My mother must have realized her own nightmare, though. One day Mom and I went out to lunch with my daughter and the two great grandkids. The lunch went well, the kids were good, if a bit squirmy, which is normal. That must have been on her mind because at 10 o’clock that night I got a phone call.

     “Are you coming to pick up the kids?”

     “What kids?” I said, “You mean Erika’s?”

      “Yes…They’re running around the room and up and down the hall. I’ve tried to get them to stop. They’ve been here all afternoon.”

     “ I will call Erika,” I said playing along.

     ” No, Erika is here too,” she replied.

     “Let me talk with her,” I said.

When my mother turned from the phone and called for her I knew I had gone too far with this game.

     “She must have gone out of the room,” my mother said.

     “She probably took them home,” I said.

Just then there was a knock on my mother’s door and I heard an aide talking with her.

     “Ask her if she has seen any kids in the hallway,” I said.

After hearing her ask and the response, I knew that was my “out.”

     “Mom, you’re going to be fine. I’ll talk with you tomorrow,” I said, hanging up.

And the next day when I called she had no memory of it.

     “How are the kids?” she asks.

     “They’re fine,” I say.

Ode to my Mother

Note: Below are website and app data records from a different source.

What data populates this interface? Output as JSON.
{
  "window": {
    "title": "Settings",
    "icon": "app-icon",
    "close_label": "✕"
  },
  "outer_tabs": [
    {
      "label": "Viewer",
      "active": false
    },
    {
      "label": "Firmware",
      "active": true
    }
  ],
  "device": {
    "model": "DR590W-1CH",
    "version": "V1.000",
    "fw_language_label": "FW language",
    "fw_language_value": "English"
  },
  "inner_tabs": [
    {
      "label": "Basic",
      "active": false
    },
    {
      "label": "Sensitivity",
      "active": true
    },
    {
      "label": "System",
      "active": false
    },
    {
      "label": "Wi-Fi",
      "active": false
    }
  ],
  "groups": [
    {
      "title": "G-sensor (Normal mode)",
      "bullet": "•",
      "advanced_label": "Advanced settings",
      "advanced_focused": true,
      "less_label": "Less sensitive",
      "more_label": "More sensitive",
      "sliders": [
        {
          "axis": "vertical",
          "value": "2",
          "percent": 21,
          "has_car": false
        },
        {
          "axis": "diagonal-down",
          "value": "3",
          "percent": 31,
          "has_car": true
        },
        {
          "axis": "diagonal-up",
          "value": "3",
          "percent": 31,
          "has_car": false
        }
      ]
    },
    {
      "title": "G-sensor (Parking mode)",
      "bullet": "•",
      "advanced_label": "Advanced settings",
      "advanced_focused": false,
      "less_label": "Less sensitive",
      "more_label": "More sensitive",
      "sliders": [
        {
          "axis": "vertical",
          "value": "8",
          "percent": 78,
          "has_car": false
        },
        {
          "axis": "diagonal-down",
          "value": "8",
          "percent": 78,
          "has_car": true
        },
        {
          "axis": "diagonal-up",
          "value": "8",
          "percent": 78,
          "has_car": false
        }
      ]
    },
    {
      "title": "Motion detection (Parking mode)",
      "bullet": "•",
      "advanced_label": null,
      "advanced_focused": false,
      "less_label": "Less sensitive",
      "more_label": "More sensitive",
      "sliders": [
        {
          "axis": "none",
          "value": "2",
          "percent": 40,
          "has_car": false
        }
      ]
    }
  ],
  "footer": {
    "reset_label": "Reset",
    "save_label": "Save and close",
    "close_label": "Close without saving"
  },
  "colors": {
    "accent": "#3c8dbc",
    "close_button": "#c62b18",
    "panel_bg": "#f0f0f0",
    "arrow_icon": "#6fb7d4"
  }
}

Happy Mother’s Day! . . . to you, whether you are a mother, have a mother, or carry memories of your mother in your heart.
If you are sole caregiver of your mother, Bless You!
As a daughter of a mother who through memory loss and physical disabilities is no longer the mother she used to be, I think this is a good time for reflection. I think of all the care-taking my mother did over the years. Now she needs the caregiving, and though she valiantly  fought to keep her independence, she is now slowly realizing she needs help from others. This must be very hard to accept, but she is trying.
      When we go out somewhere and I push her in her wheelchair, she’ll say,”I hate to have you do that.You don’t have to push me.”  
      I will respond, “Yes I do have to push you. Remember all the times you pushed me in the baby buggy (I’m dating myself here.) or stroller? This is pay-back.” And she’ll laugh. My mother, thankfully, still has her sense of humor.
What best represents my feeling about my childhood is the poem I wrote 26 years ago on my Mother’s 70th birthday.
Ode to My Mother


Memories, memories
come flooding to my mind.
Ones of my years of growing up
from toddler to a teen.
At age of one and twenty-one
and all those in-between.


Christmas and Santa Claus,
the Easter Bunny.
The faithful tooth fairy
who always left me money.
Birthdays and parties,
picnics at the park.
Night lights kept burning
when I was afraid of the dark.


Measles and chicken pox
and having to stay in bed.
Cotton and ear aches,
painting my throat red.
Brownies, Girl Scouts
loving to go to school.
Taking swim lessons,
our rubber swimming pool.


Wearing halloween costumes
that took a lot of time to make.
Peanut butter cookies
and devil’s food cake.
Washing dirty clothes
in the wringer machine,
Ironing my smocked dresses
so I’d look neat and clean.


Dancing lessons,
learning how to skate.
Typing term papers,
staying up late.
Playing with my dollhouse.
getting my first bike.
Having the dentist fill my teeth
getting haircuts I didn’t like.


Full skirts and petticoats
hanging on the line.
Patent shoes for dress up
that always had a shine.
Watching the Lone Ranger
on the black and white set.
Running through the sprinklers
getting sopping wet.


Dressing up and feeding dolls
I had quite a few.
Reading, reading, reading books
especially Nancy Drew.
Taking summer vacations
to the mountains and the sand.
Burning our bodies
so we’d look tan.


Visiting Grandma and Grandpa
who loved to have us there.
Looking in the attic
running up the stair.
Memories, memories
ones I hold so dear,
Memories, memories
In recalling them it’s quite clear.


None would have been possible
without that special one
who stood beside me,
helped to guide me
to see that things were done.
By her love and caring
she always found a way.
This very special person
is who we honor here today.


It was never said
but I think she always knew.
For all the years,
for all you’ve done
Mom, Thank You!